The burnings from which Coleman culls her work casts a glow and unique warmth that invites the reader to sit by her metaphorical hearth, to laugh and enjoy their “conversation.” The contemplative and philosophical have entered her voice as she continues to explore the conflicts and confusions that shape the aesthetic terrain of Southern California and beyond—as she continues to grapple with cultural bias, malignant domestic neglect, poverty, and the damages of racism, yet broadening her palette of social ills to include the privacies of grief, loss and transcendence. A nominee and finalist for Poet Laureate of California, she continues to reflect the ethnic scramble of Los Angeles, where she has been honored by proclamations from the cityÆs elected officials, including the mayorÆs office, the city council and the Department of Cultural Affairs.
Wanda Coleman's hard-edged new collection interrogates death's nearsightedness. Mother outlives son. Feet wear out before the heart. And the truth-teller dies before truth frees her. These poems don't go gently. Elegy turns protest: 'there is a never and there is a too late.' These are sharp warnings from death's 'small mean domain,' it's not too late to heed them.

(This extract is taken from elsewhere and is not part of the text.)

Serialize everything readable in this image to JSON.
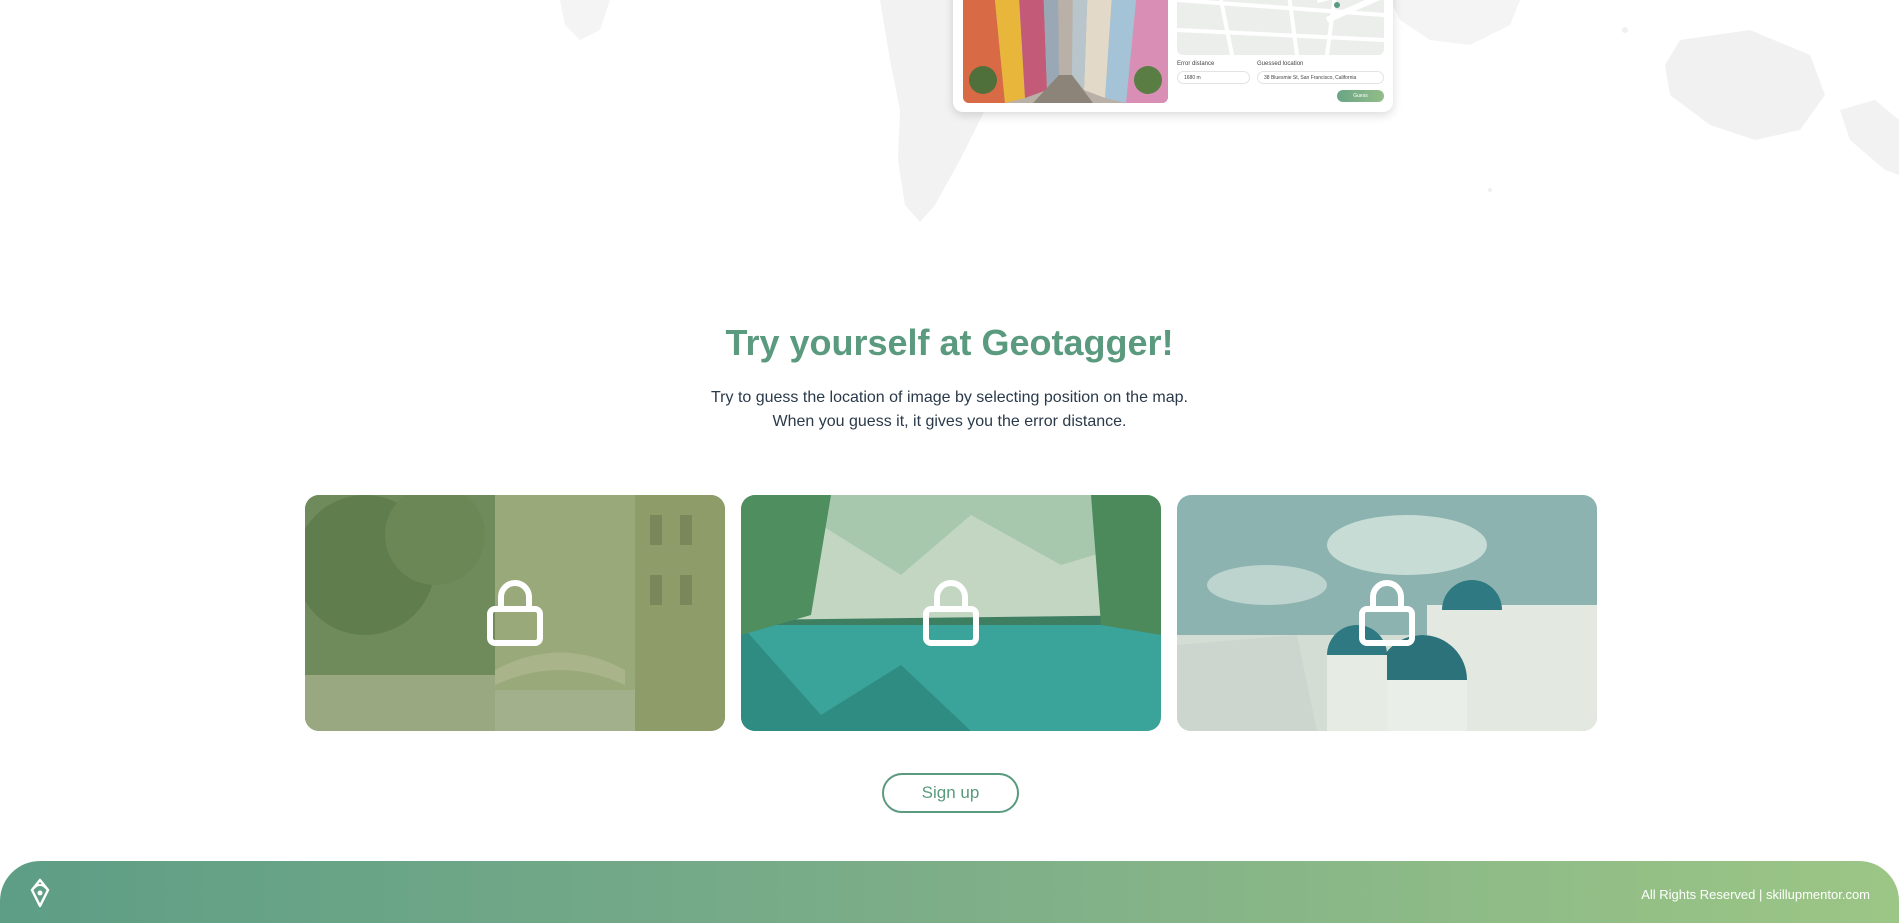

What strikes me first about The World Falls Away is Wanda Coleman's musical inventiveness. These poems are sonically complex and technically riveting, Coleman's lyric poems buzzing with energy, constantly shifting rhythms, and surprising wordplay. But along with this musical dexterity comes a poetic mind of great subtlety. Whether Coleman meditates on her own life—her youth in LA, the heartbreaking death of her child—or, more broadly on music, history, or African American identity, she writes with clarity, wisdom, and piercing intelligence. This is an admirable book from start to finish.
Coleman presents a series of subtle and revelatory poems in her new collection. . . . Coleman's ability to simultaneously conjure the tactile and the abstract makes her works crackle with life and inspire multiple interpretations. . . . Coleman's aching and meditative poetry gives voice to inquiries and echoes.
Pulses with energy. This vibrant collection . . . offers some excellent poems.
Wanda Coleman was a poet and writer from Los Angeles, California. Her numerous poetry collections included Mercurochrome: New Poems, nominated for the National Book Award; Bathwater Wine, winner of the Lenore Marshall Poetry Prize; Ostinato Vamps; and The World Falls Away. She was the recipient of fellowships from the Guggenheim Foundation and the National Endowment for the Arts, and an Emmy Award as a writer for Days of Our Lives.